One of the hardest types of lawsuits to win is medical malpractice. The New England Journal of Medicine reported that only 21% of the cases filed turn out to be in the plaintiff’s favour. Unfortunately, sub-standard care by physicians is still a wide-spread phenomenon and, as such, if you have been a victim of such practice, you are entitled to seek reparations. Following are the 10 things you should know in order to win your lawsuit.
1. Proof of a Doctor-Patient Relationship
Before you can file any case, you must prove that the defendant was actually your doctor or healthcare provider. This is usually the easiest to prove since multiple records exist of transactions between a patient and their doctor. In the eyes of the law, the doctor can now be held liable for your well-being and any negligence on their part has a bearing. This part of the case is usually unchallenged.
2. Proof of Doctor’s Negligent Care
Usually there exist a standard level of care that a medical practitioner is supposed to provide a patient. The issue lies in proving that the doctor, willfully or not, failed to provide a minimum level of skill and care that should have been given by any professional in his field. This standard, is however arbitrary, and must be established in court by comparing with others in the field. Clinical practice guidelines may also be presented as evidence to establish a baseline. In such cases usually both parties supply expert witnesses who corroborate either the defendant or the plaintiff’s claim. In case of the plaintiff, it is the job of the expert to methodically show how the doctor failed to meet the minimum of needs of the patient as they are required by law and ethics.
3. Establish Link Between Negligence and Injury
It is not enough to prove that the doctor had been negligent in his care.
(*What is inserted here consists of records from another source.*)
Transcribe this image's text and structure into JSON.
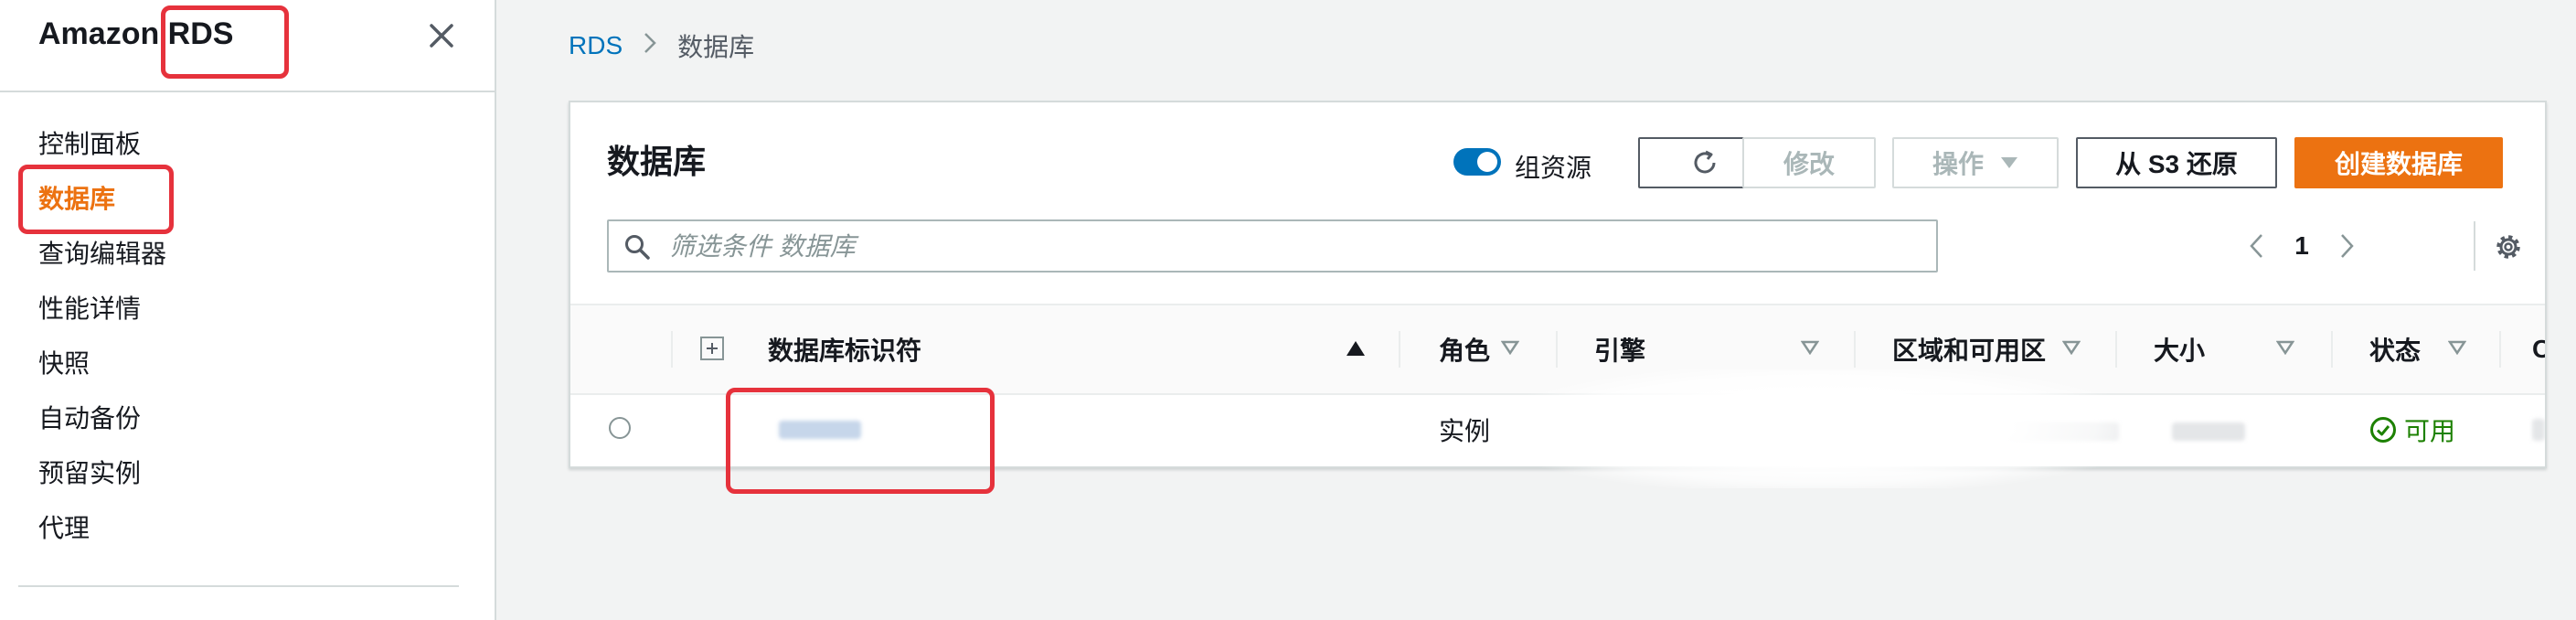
{
  "sidebar": {
    "title": "Amazon RDS",
    "items": [
      {
        "label": "控制面板"
      },
      {
        "label": "数据库"
      },
      {
        "label": "查询编辑器"
      },
      {
        "label": "性能详情"
      },
      {
        "label": "快照"
      },
      {
        "label": "自动备份"
      },
      {
        "label": "预留实例"
      },
      {
        "label": "代理"
      }
    ]
  },
  "breadcrumb": {
    "root": "RDS",
    "current": "数据库"
  },
  "panel": {
    "title": "数据库",
    "toggle_label": "组资源",
    "buttons": {
      "modify": "修改",
      "actions": "操作",
      "restore_s3": "从 S3 还原",
      "create": "创建数据库"
    },
    "search_placeholder": "筛选条件 数据库",
    "page": "1"
  },
  "table": {
    "columns": [
      "数据库标识符",
      "角色",
      "引擎",
      "区域和可用区",
      "大小",
      "状态",
      "C"
    ],
    "row": {
      "role": "实例",
      "status": "可用"
    }
  },
  "colors": {
    "accent": "#ec7211",
    "link": "#0073bb",
    "success": "#1d8102",
    "highlight": "#e6323c"
  }
}
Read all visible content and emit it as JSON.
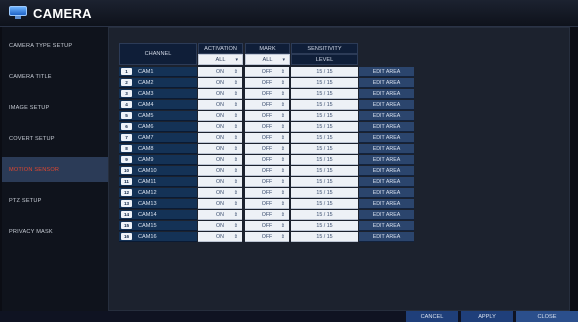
{
  "app": {
    "title": "CAMERA",
    "icon": "monitor-icon"
  },
  "sidebar": {
    "items": [
      {
        "label": "CAMERA TYPE SETUP",
        "active": false
      },
      {
        "label": "CAMERA TITLE",
        "active": false
      },
      {
        "label": "IMAGE SETUP",
        "active": false
      },
      {
        "label": "COVERT SETUP",
        "active": false
      },
      {
        "label": "MOTION SENSOR",
        "active": true
      },
      {
        "label": "PTZ SETUP",
        "active": false
      },
      {
        "label": "PRIVACY MASK",
        "active": false
      }
    ]
  },
  "table": {
    "headers": {
      "channel": "CHANNEL",
      "activation": "ACTIVATION",
      "mark": "MARK",
      "sensitivity": "SENSITIVITY"
    },
    "subheaders": {
      "activation": "ALL",
      "mark": "ALL",
      "sensitivity": "LEVEL"
    },
    "rows": [
      {
        "num": "1",
        "name": "CAM1",
        "activation": "ON",
        "mark": "OFF",
        "level": "15 / 15",
        "edit": "EDIT AREA"
      },
      {
        "num": "2",
        "name": "CAM2",
        "activation": "ON",
        "mark": "OFF",
        "level": "15 / 15",
        "edit": "EDIT AREA"
      },
      {
        "num": "3",
        "name": "CAM3",
        "activation": "ON",
        "mark": "OFF",
        "level": "15 / 15",
        "edit": "EDIT AREA"
      },
      {
        "num": "4",
        "name": "CAM4",
        "activation": "ON",
        "mark": "OFF",
        "level": "15 / 15",
        "edit": "EDIT AREA"
      },
      {
        "num": "5",
        "name": "CAM5",
        "activation": "ON",
        "mark": "OFF",
        "level": "15 / 15",
        "edit": "EDIT AREA"
      },
      {
        "num": "6",
        "name": "CAM6",
        "activation": "ON",
        "mark": "OFF",
        "level": "15 / 15",
        "edit": "EDIT AREA"
      },
      {
        "num": "7",
        "name": "CAM7",
        "activation": "ON",
        "mark": "OFF",
        "level": "15 / 15",
        "edit": "EDIT AREA"
      },
      {
        "num": "8",
        "name": "CAM8",
        "activation": "ON",
        "mark": "OFF",
        "level": "15 / 15",
        "edit": "EDIT AREA"
      },
      {
        "num": "9",
        "name": "CAM9",
        "activation": "ON",
        "mark": "OFF",
        "level": "15 / 15",
        "edit": "EDIT AREA"
      },
      {
        "num": "10",
        "name": "CAM10",
        "activation": "ON",
        "mark": "OFF",
        "level": "15 / 15",
        "edit": "EDIT AREA"
      },
      {
        "num": "11",
        "name": "CAM11",
        "activation": "ON",
        "mark": "OFF",
        "level": "15 / 15",
        "edit": "EDIT AREA"
      },
      {
        "num": "12",
        "name": "CAM12",
        "activation": "ON",
        "mark": "OFF",
        "level": "15 / 15",
        "edit": "EDIT AREA"
      },
      {
        "num": "13",
        "name": "CAM13",
        "activation": "ON",
        "mark": "OFF",
        "level": "15 / 15",
        "edit": "EDIT AREA"
      },
      {
        "num": "14",
        "name": "CAM14",
        "activation": "ON",
        "mark": "OFF",
        "level": "15 / 15",
        "edit": "EDIT AREA"
      },
      {
        "num": "15",
        "name": "CAM15",
        "activation": "ON",
        "mark": "OFF",
        "level": "15 / 15",
        "edit": "EDIT AREA"
      },
      {
        "num": "16",
        "name": "CAM16",
        "activation": "ON",
        "mark": "OFF",
        "level": "15 / 15",
        "edit": "EDIT AREA"
      }
    ]
  },
  "footer": {
    "cancel": "CANCEL",
    "apply": "APPLY",
    "close": "CLOSE"
  },
  "colors": {
    "accent": "#e0472f",
    "selected_bg": "#2b3b57",
    "header_bg": "#0f1e38"
  }
}
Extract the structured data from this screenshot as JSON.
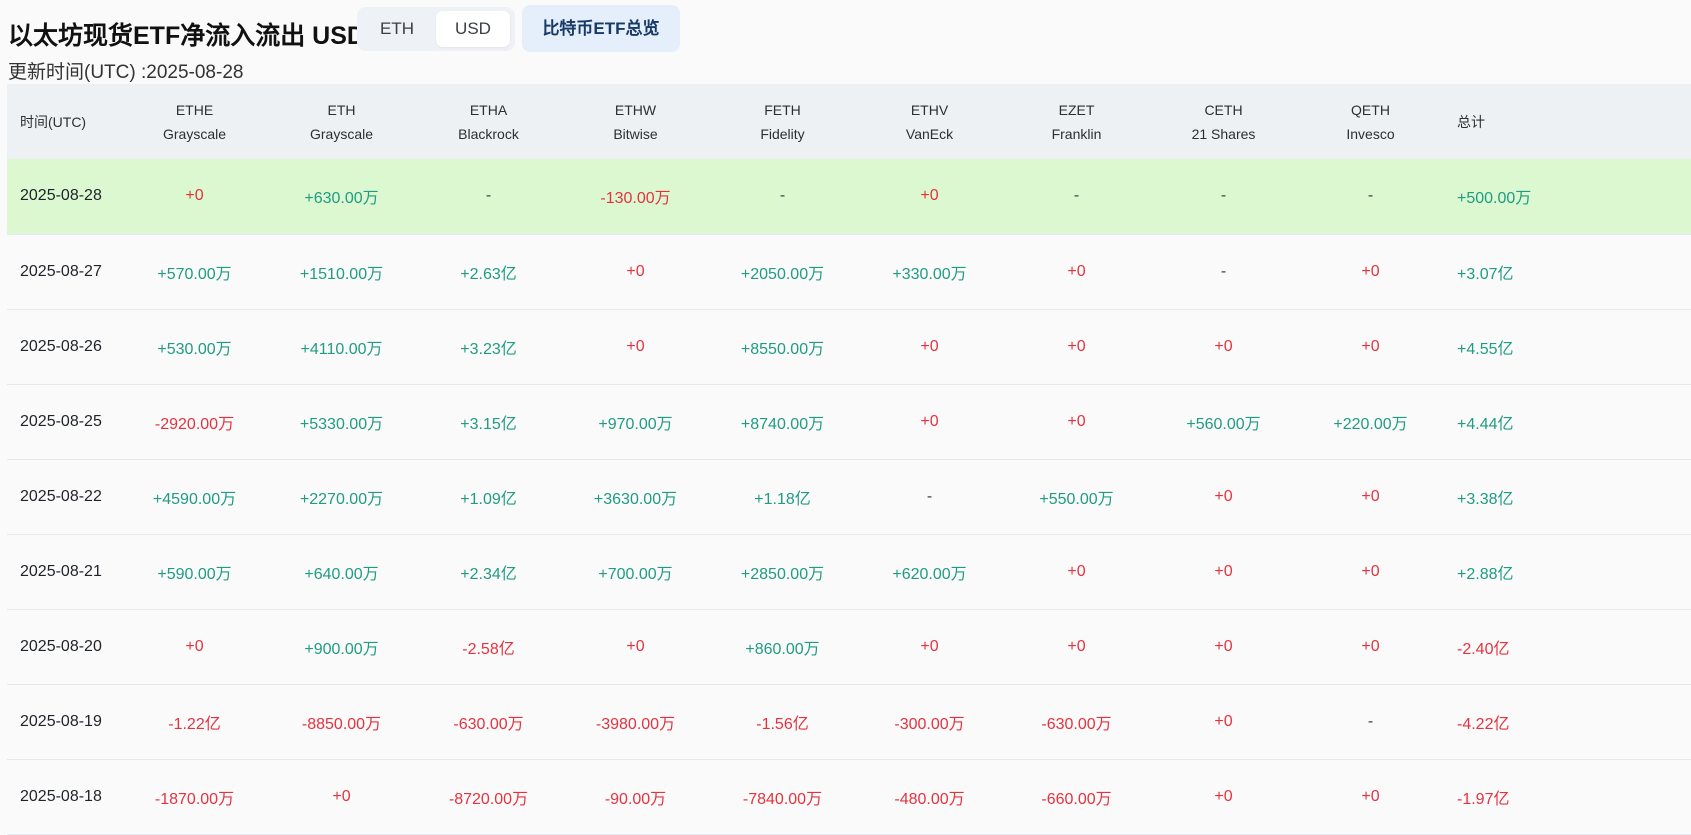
{
  "page": {
    "title": "以太坊现货ETF净流入流出 USD",
    "toggle": {
      "eth_label": "ETH",
      "usd_label": "USD",
      "selected": "USD"
    },
    "btc_button_label": "比特币ETF总览",
    "updated_label": "更新时间(UTC) :2025-08-28"
  },
  "colors": {
    "positive": "#1f9c82",
    "negative": "#e5323f",
    "latest_row_bg": "#dbf8d1",
    "header_bg": "#eef1f4"
  },
  "table": {
    "date_header": "时间(UTC)",
    "total_header": "总计",
    "columns": [
      {
        "ticker": "ETHE",
        "issuer": "Grayscale"
      },
      {
        "ticker": "ETH",
        "issuer": "Grayscale"
      },
      {
        "ticker": "ETHA",
        "issuer": "Blackrock"
      },
      {
        "ticker": "ETHW",
        "issuer": "Bitwise"
      },
      {
        "ticker": "FETH",
        "issuer": "Fidelity"
      },
      {
        "ticker": "ETHV",
        "issuer": "VanEck"
      },
      {
        "ticker": "EZET",
        "issuer": "Franklin"
      },
      {
        "ticker": "CETH",
        "issuer": "21 Shares"
      },
      {
        "ticker": "QETH",
        "issuer": "Invesco"
      }
    ],
    "rows": [
      {
        "date": "2025-08-28",
        "values": [
          "+0",
          "+630.00万",
          "-",
          "-130.00万",
          "-",
          "+0",
          "-",
          "-",
          "-"
        ],
        "total": "+500.00万"
      },
      {
        "date": "2025-08-27",
        "values": [
          "+570.00万",
          "+1510.00万",
          "+2.63亿",
          "+0",
          "+2050.00万",
          "+330.00万",
          "+0",
          "-",
          "+0"
        ],
        "total": "+3.07亿"
      },
      {
        "date": "2025-08-26",
        "values": [
          "+530.00万",
          "+4110.00万",
          "+3.23亿",
          "+0",
          "+8550.00万",
          "+0",
          "+0",
          "+0",
          "+0"
        ],
        "total": "+4.55亿"
      },
      {
        "date": "2025-08-25",
        "values": [
          "-2920.00万",
          "+5330.00万",
          "+3.15亿",
          "+970.00万",
          "+8740.00万",
          "+0",
          "+0",
          "+560.00万",
          "+220.00万"
        ],
        "total": "+4.44亿"
      },
      {
        "date": "2025-08-22",
        "values": [
          "+4590.00万",
          "+2270.00万",
          "+1.09亿",
          "+3630.00万",
          "+1.18亿",
          "-",
          "+550.00万",
          "+0",
          "+0"
        ],
        "total": "+3.38亿"
      },
      {
        "date": "2025-08-21",
        "values": [
          "+590.00万",
          "+640.00万",
          "+2.34亿",
          "+700.00万",
          "+2850.00万",
          "+620.00万",
          "+0",
          "+0",
          "+0"
        ],
        "total": "+2.88亿"
      },
      {
        "date": "2025-08-20",
        "values": [
          "+0",
          "+900.00万",
          "-2.58亿",
          "+0",
          "+860.00万",
          "+0",
          "+0",
          "+0",
          "+0"
        ],
        "total": "-2.40亿"
      },
      {
        "date": "2025-08-19",
        "values": [
          "-1.22亿",
          "-8850.00万",
          "-630.00万",
          "-3980.00万",
          "-1.56亿",
          "-300.00万",
          "-630.00万",
          "+0",
          "-"
        ],
        "total": "-4.22亿"
      },
      {
        "date": "2025-08-18",
        "values": [
          "-1870.00万",
          "+0",
          "-8720.00万",
          "-90.00万",
          "-7840.00万",
          "-480.00万",
          "-660.00万",
          "+0",
          "+0"
        ],
        "total": "-1.97亿"
      }
    ]
  }
}
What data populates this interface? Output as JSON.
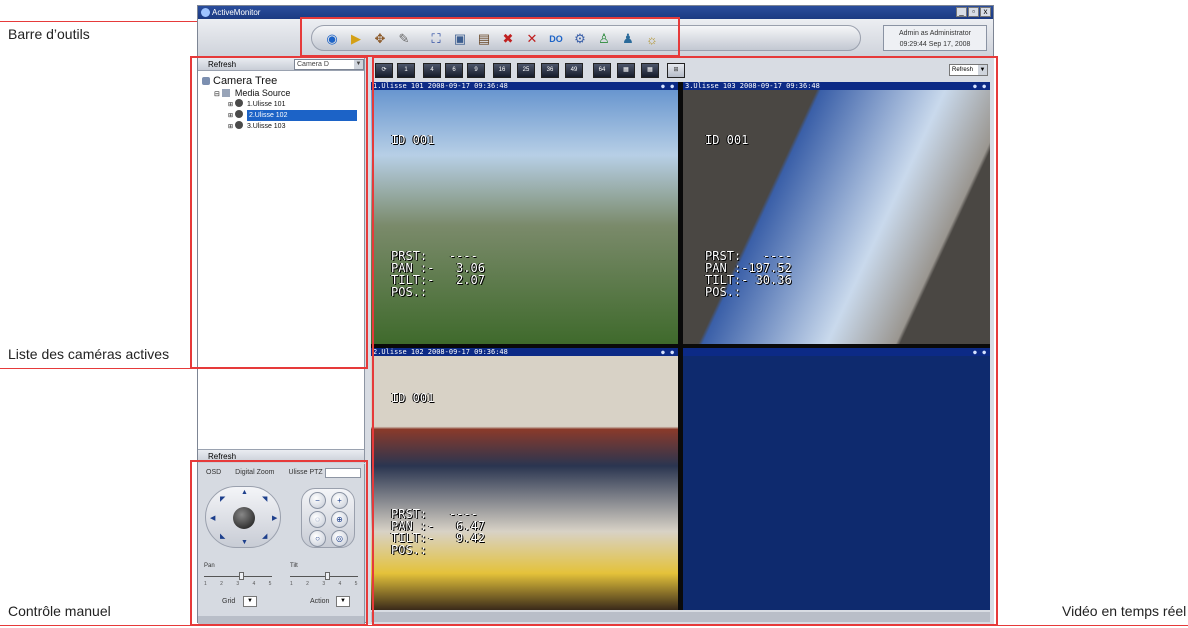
{
  "annotations": {
    "toolbar": "Barre d’outils",
    "camera_list": "Liste des caméras actives",
    "manual_control": "Contrôle manuel",
    "live_video": "Vidéo en temps réel"
  },
  "window": {
    "title": "ActiveMonitor",
    "buttons": [
      "_",
      "▫",
      "x"
    ],
    "user": "Admin as Administrator",
    "datetime": "09:29:44 Sep 17, 2008"
  },
  "camera_tree": {
    "refresh_label": "Refresh",
    "selected_camera": "Camera D",
    "root": "Camera Tree",
    "group": "Media Source",
    "items": [
      "1.Ulisse 101",
      "2.Ulisse 102",
      "3.Ulisse 103"
    ],
    "selected_index": 1,
    "footer_refresh": "Refresh"
  },
  "ptz": {
    "tabs": [
      "OSD",
      "Digital Zoom",
      "Ulisse PTZ"
    ],
    "pan_label": "Pan",
    "tilt_label": "Tilt",
    "tick_labels": "1 2 3 4 5",
    "grid_label": "Grid",
    "action_label": "Action",
    "pan_level": 0.55,
    "tilt_level": 0.55
  },
  "video": {
    "refresh_combo": "Refresh",
    "layout_buttons": [
      "1",
      "4",
      "6",
      "9",
      "16",
      "25",
      "36",
      "49",
      "64"
    ],
    "cells": [
      {
        "header": "1.Ulisse 101  2008-09-17 09:36:48",
        "id": "ID 001",
        "osd": "PRST:   ----\nPAN :-   3.06\nTILT:-   2.07\nPOS.:",
        "colors": [
          "#5f8fcc",
          "#b7cfe6",
          "#7a8a6a",
          "#3f6a2c"
        ]
      },
      {
        "header": "3.Ulisse 103  2008-09-17 09:36:48",
        "id": "ID 001",
        "osd": "PRST:   ----\nPAN :-197.52\nTILT:- 30.36\nPOS.:",
        "colors": [
          "#3a5fa8",
          "#c9d9ec",
          "#4a4743",
          "#9a9690"
        ]
      },
      {
        "header": "2.Ulisse 102  2008-09-17 09:36:48",
        "id": "ID 001",
        "osd": "PRST:   ----\nPAN :-   6.47\nTILT:-   9.42\nPOS.:",
        "colors": [
          "#d8d2c6",
          "#8a3a2a",
          "#2a3550",
          "#e4c23a"
        ]
      },
      {
        "header": "",
        "id": "",
        "osd": "",
        "colors": [
          "#0e2a6e",
          "#0e2a6e",
          "#0e2a6e",
          "#0e2a6e"
        ]
      }
    ]
  },
  "theme": {
    "annotation_red": "#e63a3a",
    "title_blue": "#1b3a82",
    "selection_blue": "#1c63c7"
  }
}
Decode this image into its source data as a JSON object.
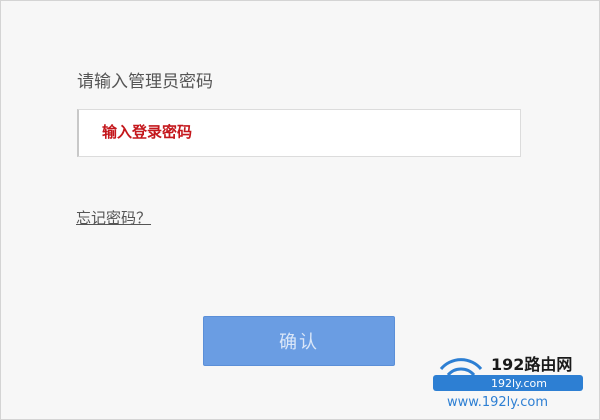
{
  "login": {
    "prompt_label": "请输入管理员密码",
    "password_placeholder": "输入登录密码",
    "forgot_link": "忘记密码？",
    "confirm_button": "确认"
  },
  "watermark": {
    "brand": "192路由网",
    "domain": "192ly.com",
    "url": "www.192ly.com"
  },
  "colors": {
    "button": "#6a9de3",
    "placeholder_text": "#c4171c",
    "watermark_accent": "#2d7fd3"
  }
}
There must also be evidence to show that the negligence has led to the injury which the plaintiff is filing for, and that it could have been prevented with proper attention. Here, the defendant may try to attribute your condition to an underlying condition, or to a failure on your part. Once again, the testimony of an expert witness helps to prove that the injury and resulting damages may occur only as a result of the sub-standard care provided by your physician.
4. Secure an Expert Witness
Cases where you need to prove negligence on part of the hospital or a doctor, the victim must produce an expert witness who can testify that the medical practitioner was indeed negligent and the victim is not crying wolf. The witness must be professionally licensed, trained and must be an expert in the area of care that relates to the case. They must be certified by a governing authority such that the training and expertise is acknowledged. Only then can the medical malpractice expert witness be allowed to testify in court.
5. Know the Statute of Limitations
Most cases have a time limit, called the statute of limitations that specifies the maximum duration for which a claim can be filed. The law on this varies from incident to incident and country to country and it is important to be apprised of all the technical legalities in order to have the strongest case. The rule also depends on the type of patient being injured. For example, in case of injury to a newborn, the family may sue the hospital up to one year after the child’s 18th birthday. On the other hand, negligent death cases allow a window of only a year after the incident. That standard deadline for Alaska is two years.
6. Discovery Rule
In some cases, the patient may not have been able to realize that they had been a victim of medical malpractice and, as such, could not have known that they had a right to sue. In such cases the standard deadline does not start from the date of incident. Instead, the claimant has two years (in case of Alaska) from the date when they knew to file a petition. It must be remembered that the victim has to conclusively prove that they could not have known about the negligent practices before then.
7. Limits of Damages
Depending on the type of injury, some states have limits on the amount that can awarded to the petitioner for damages. It is important to consult an attorney, or in case you self-represent, to know how much to seek so that you do not end up incurring losses. In Alaska, all non-economic (i.e., hindrance to enjoyment/quality of life) damages are capped at $400,000 or life expectancy of the victim multiplied by $8,000.
8. Shared Faults
In some cases the court may find the victim sharing part of the fault with the defendant. Instances from refusing to follow medical orders to knowingly engage in practices that might hinder recovery can all fall under the banner of shared fault. In these cases, the court is liable to reduce the amount of damages awarded to the claimant in proportion to the fault. In situations where the defendant is sure to be declared guilty, their attorney may try to pin part of the blame on you in order to mitigate some of the damage. It is imperative to keep complete records of all activities to avoid any repercussions.
9. Collateral Source Rules
A number of states have rules in place that prevent the plaintiff from claiming payments made by a third party in the case. Ideally, any and all expenses relating to your recovery should be covered under damages if you win. However, in states like California, this is not allowed. Thus you need to carefully weigh the potential costs of the lawsuit and the maximum amount you may receive before going forward with the case.
10. Be Aware of Your Financial Constraints
Trials are expensive with some cases costing upwards of $1 million. A number of cases are lost because the plaintiff simply does not have the ability to keep paying their attorney. Before deciding to file for a case, you must have a clear idea of your budget, what tier of attorney you can afford and how invested you are. Some law firms allow the claimant to pay only on a successful win and thus, may be able to alleviate some of the burden. Research your lawyers carefully before making a final decision.